But those who honour and obey the Sacred Writings, know the origin of all things, and that the Eternal Word and the Sacred Writings mutually sustain each other in stating from whence men sprung. From the beginning of the world our first father Adam handed down the doctrine to Abraham; Abraham handed it down to Isaac (I-si-ho-gih); Isaac handed it down to Jacob (Ya-ho-chue-wu); Jacob handed it down to the twelve partiarchs; and the twelve patriarchs
handed it down to Moses; Moses handed it down to Aaron (Ya-ho-lien); Araaon handed it down to Joshua (Yue-shu-wo); and Joshua handed it down to Esra (Yeh-tzi-la); by whom the doctrines of the holy religion were first sent abroad, and the letters of the Jewish (Yu-tai) nation first made plain. All those who profess this religion aim at the practice of goodness and avoid the commission of vice, morning and evening performing their devotions, and with a sincere mind cultivating personal virtues.

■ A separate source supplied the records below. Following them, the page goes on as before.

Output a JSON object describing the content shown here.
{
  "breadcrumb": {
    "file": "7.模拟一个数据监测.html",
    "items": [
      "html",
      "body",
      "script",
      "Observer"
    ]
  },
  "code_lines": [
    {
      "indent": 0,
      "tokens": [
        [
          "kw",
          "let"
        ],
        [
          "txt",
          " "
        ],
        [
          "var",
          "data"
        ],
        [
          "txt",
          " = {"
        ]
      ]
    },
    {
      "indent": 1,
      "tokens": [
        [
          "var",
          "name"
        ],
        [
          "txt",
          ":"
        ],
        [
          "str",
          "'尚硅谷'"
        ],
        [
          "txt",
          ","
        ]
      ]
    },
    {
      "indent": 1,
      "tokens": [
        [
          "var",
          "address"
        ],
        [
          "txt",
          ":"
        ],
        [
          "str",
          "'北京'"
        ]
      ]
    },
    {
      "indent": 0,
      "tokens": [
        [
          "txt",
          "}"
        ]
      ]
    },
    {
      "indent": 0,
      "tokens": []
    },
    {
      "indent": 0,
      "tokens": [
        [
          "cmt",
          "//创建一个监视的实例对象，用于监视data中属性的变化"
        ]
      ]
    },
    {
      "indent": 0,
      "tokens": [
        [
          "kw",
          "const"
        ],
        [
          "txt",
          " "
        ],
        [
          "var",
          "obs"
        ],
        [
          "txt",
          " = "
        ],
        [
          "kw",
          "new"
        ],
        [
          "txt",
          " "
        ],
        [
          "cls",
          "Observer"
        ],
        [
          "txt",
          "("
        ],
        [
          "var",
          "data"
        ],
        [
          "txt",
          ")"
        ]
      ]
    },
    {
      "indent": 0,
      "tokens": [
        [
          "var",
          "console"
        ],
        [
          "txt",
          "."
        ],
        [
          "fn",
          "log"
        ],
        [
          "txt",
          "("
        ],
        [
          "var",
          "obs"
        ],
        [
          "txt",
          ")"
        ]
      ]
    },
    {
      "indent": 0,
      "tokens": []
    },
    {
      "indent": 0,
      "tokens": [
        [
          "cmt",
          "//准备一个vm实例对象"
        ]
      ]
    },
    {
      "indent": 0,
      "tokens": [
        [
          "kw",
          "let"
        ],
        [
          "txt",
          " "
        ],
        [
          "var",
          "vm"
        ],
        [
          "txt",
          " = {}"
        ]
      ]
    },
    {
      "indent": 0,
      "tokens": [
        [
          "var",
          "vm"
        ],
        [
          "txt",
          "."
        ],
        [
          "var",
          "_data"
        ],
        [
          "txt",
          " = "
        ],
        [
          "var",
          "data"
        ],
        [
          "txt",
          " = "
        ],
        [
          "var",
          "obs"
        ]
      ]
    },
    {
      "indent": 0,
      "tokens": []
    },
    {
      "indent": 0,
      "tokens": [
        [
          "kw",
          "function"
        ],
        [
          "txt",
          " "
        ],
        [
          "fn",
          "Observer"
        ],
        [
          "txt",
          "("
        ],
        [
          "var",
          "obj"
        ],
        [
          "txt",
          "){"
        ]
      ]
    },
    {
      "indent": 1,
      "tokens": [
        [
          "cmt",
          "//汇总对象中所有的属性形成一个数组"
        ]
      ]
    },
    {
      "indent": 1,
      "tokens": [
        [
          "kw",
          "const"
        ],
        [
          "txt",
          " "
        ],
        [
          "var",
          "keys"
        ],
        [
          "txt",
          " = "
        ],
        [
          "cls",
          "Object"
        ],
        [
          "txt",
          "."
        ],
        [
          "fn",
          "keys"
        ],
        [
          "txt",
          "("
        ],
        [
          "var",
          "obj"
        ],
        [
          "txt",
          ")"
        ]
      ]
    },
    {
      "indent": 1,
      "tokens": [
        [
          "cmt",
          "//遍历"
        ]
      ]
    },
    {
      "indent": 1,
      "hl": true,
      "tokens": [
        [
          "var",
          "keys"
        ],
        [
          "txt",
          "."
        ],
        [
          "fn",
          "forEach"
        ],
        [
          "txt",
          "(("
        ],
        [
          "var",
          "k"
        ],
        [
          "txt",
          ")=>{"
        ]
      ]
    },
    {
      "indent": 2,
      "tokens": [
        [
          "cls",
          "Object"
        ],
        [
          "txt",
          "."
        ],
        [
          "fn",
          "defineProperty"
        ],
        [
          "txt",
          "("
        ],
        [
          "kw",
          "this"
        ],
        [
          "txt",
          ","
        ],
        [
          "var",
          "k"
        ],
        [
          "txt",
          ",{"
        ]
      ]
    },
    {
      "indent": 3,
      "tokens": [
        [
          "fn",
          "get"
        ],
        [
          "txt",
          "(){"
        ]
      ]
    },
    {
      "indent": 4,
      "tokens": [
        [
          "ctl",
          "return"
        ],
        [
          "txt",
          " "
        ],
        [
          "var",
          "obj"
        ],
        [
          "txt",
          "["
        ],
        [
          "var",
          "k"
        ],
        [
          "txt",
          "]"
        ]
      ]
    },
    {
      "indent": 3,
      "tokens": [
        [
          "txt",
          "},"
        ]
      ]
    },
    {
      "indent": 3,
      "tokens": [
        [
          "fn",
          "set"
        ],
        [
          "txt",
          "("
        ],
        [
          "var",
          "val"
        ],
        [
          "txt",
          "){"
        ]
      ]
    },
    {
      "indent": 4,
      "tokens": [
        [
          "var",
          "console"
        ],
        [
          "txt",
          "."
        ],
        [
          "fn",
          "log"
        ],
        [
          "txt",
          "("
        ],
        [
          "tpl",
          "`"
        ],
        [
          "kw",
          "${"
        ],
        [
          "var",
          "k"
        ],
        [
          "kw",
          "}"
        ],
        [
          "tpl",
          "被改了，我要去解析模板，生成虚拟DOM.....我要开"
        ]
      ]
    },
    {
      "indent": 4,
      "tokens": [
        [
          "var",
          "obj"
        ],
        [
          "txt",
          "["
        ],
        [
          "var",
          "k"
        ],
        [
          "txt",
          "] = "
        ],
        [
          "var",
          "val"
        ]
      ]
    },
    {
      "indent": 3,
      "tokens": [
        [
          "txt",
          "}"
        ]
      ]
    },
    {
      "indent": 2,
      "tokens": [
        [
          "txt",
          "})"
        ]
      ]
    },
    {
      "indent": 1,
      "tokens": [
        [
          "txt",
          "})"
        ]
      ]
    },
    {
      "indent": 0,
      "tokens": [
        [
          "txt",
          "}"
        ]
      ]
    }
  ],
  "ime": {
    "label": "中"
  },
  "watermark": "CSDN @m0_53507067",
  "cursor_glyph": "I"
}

They practice fasting and absitnence on the prescribed days, and bring eating and drinking under proper regulations. They make the Sacred Writings their study and their rule, obeying and believing them in every particular; then may they expect that the blessing of Heaven will abundantly descend, and the favour of Providence be unfailingly con­ ferred; every individual obtaining the credit of virtuous conduct, and every family experiencing the happiness of Divine protection. In this way perhaps our professors will not fail of carrying out the religion handed down by their ancestors, nor will they neglect the ceremonies which they are bound to observe.
We have engraved this on a tablet, placed in the synagogue, to be handed down to distant ages,that future generations may carefully consider it.
This tablet was erected by the families Yen, Li, Kao, Chao, Chin, Er, ( ) and Chang, at the rebuilding of the synagogue, in the first month of autumn, in the 7th year of Cheng-teh, of the Ming Dynasty (A.D.1512).
Another stone, practically quite undecipherable, was erected in the 18th year of Kang-hsi (A.D.1679), the ins­ cription at the top reading, "Ssu tang shu gu pai gi", ­ "The
"The record tablet of the Ancestral Temple describing the Ancients" or "The record of the Ancestral Temple nar­ rating (the contents of) the Ancient Tablets".
Another inscription, now disappeared but rubbings of which are extant, was inscribed in the 2nd year of Fang­ hsi (A.D.1663), and is headed, "Record of the rebuilding of the Temple of Purity and Truth".
^[bottom] [illegible: [The Kaifeng Tablet ] ^ This text is written in pen backwards which may indicate that it is a transfer from another sheet